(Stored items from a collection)
== Segment start ==

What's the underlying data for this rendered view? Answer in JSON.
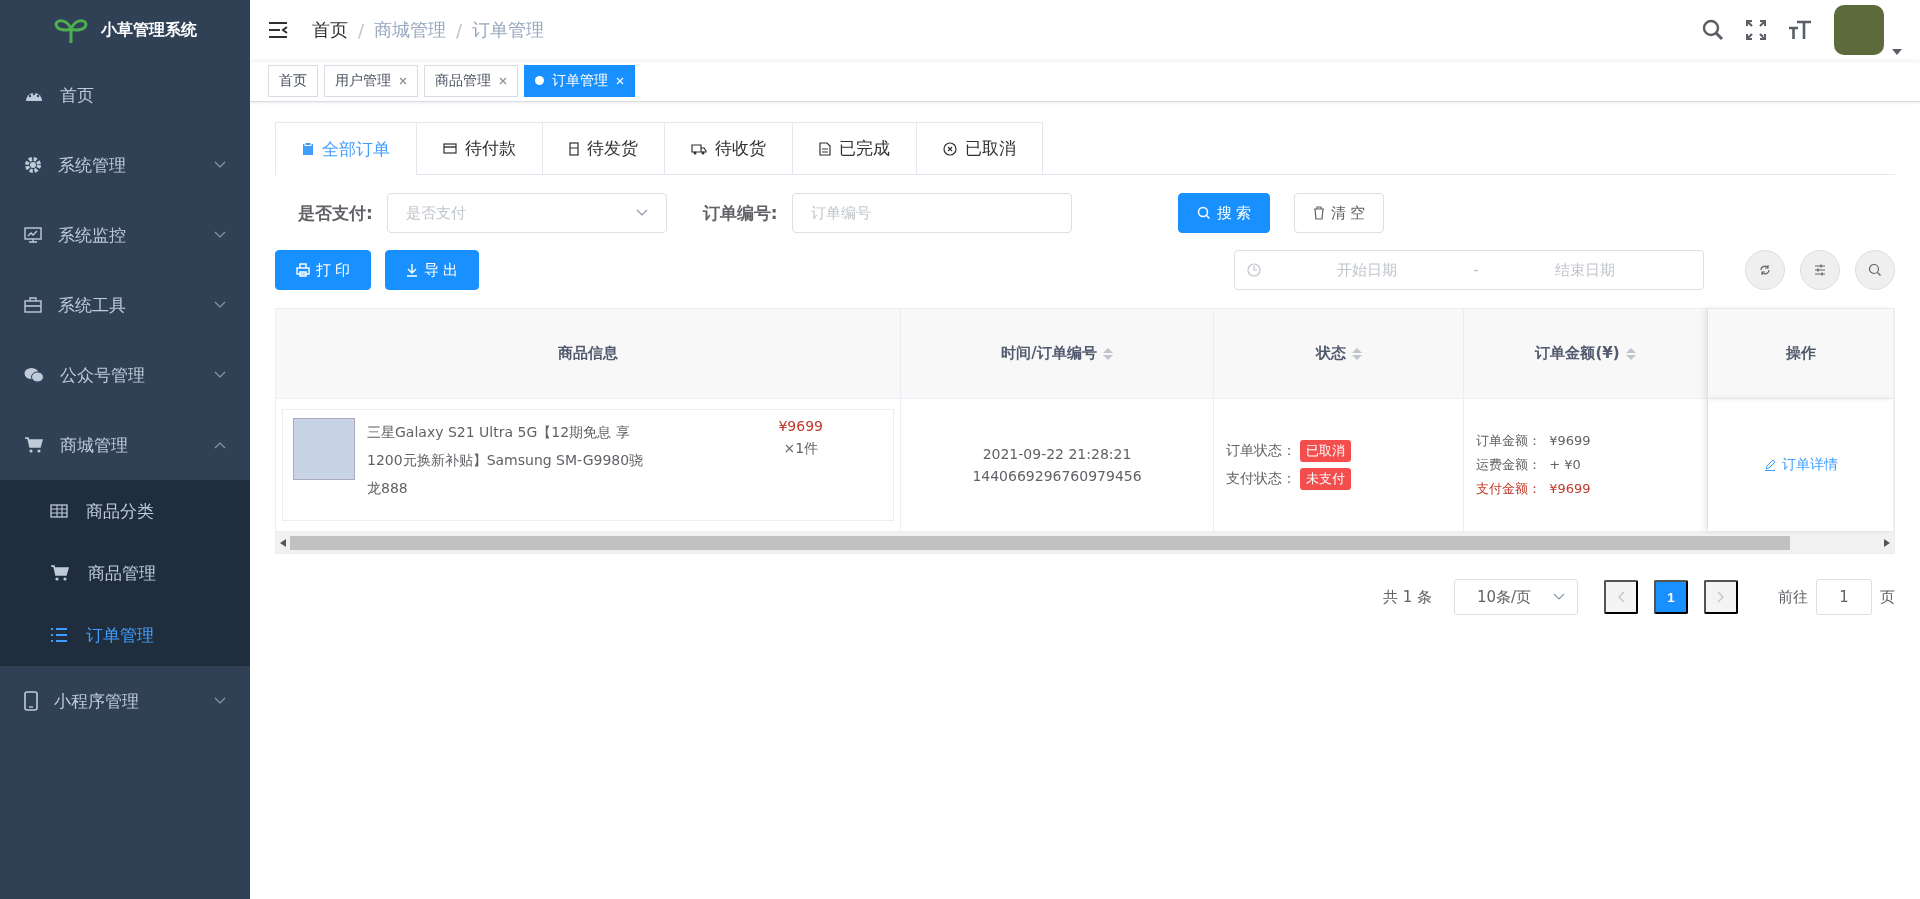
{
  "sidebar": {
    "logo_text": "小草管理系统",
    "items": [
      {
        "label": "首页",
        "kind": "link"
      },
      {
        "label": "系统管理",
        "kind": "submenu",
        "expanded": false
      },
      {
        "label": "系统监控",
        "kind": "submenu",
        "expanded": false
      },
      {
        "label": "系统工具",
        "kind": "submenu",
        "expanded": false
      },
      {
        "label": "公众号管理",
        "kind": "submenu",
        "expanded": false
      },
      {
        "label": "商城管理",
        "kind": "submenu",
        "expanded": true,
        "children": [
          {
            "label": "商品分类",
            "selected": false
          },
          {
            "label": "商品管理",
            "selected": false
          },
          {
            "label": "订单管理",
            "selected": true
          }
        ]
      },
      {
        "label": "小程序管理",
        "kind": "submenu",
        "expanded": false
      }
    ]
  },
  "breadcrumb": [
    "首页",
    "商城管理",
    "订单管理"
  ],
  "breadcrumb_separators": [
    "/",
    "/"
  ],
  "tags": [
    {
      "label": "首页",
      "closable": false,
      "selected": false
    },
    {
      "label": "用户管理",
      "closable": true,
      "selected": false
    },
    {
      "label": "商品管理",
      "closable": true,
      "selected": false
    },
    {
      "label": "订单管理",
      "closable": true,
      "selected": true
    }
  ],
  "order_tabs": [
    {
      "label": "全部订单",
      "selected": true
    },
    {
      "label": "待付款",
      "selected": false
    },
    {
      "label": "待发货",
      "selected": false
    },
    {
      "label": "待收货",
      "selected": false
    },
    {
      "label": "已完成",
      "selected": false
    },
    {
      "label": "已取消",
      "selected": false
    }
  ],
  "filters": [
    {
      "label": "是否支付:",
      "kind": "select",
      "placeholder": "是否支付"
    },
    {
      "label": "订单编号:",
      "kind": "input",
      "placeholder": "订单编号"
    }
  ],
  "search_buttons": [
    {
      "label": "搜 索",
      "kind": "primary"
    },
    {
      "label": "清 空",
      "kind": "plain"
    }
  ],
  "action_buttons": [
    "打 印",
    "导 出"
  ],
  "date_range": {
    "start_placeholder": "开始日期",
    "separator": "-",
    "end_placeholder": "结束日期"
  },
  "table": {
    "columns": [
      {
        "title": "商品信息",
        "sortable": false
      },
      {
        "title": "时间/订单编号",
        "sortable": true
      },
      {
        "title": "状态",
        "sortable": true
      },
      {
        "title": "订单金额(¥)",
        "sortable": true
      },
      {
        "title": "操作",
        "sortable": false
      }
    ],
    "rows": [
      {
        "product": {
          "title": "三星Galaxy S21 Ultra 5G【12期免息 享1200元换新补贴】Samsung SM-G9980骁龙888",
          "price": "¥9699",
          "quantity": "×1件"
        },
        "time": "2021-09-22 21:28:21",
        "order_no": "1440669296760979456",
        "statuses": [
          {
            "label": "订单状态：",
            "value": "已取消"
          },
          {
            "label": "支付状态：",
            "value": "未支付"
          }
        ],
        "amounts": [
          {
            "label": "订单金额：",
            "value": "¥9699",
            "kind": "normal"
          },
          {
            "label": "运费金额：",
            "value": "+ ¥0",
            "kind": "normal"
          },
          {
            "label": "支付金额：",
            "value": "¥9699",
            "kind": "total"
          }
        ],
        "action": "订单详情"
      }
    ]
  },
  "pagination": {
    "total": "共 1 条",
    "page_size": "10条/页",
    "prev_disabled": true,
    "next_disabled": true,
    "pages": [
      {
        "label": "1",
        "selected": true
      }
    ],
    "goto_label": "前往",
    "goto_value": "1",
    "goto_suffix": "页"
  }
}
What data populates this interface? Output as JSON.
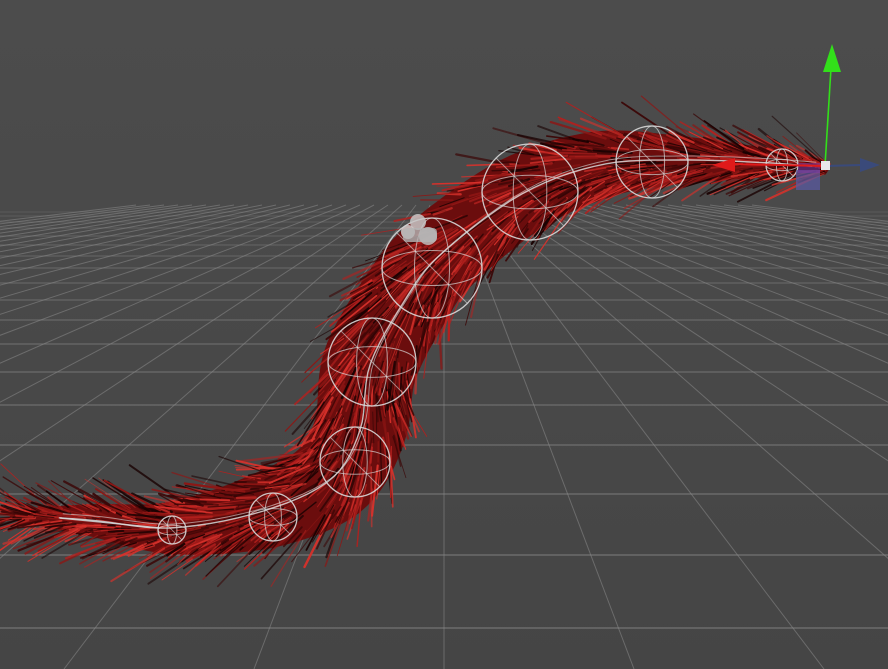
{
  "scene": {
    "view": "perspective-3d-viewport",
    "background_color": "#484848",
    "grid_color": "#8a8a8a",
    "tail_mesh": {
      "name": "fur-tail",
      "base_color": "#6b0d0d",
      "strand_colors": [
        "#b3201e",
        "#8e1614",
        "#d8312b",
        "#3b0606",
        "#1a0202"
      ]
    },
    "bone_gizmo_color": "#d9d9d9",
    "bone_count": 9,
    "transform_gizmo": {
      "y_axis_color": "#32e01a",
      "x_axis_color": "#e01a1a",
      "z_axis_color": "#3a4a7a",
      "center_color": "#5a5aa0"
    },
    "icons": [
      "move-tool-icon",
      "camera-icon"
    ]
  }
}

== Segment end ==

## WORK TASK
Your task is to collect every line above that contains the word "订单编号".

## TASK RESULT
      "label": "订单编号:",
      "placeholder": "订单编号"
        "title": "时间/订单编号",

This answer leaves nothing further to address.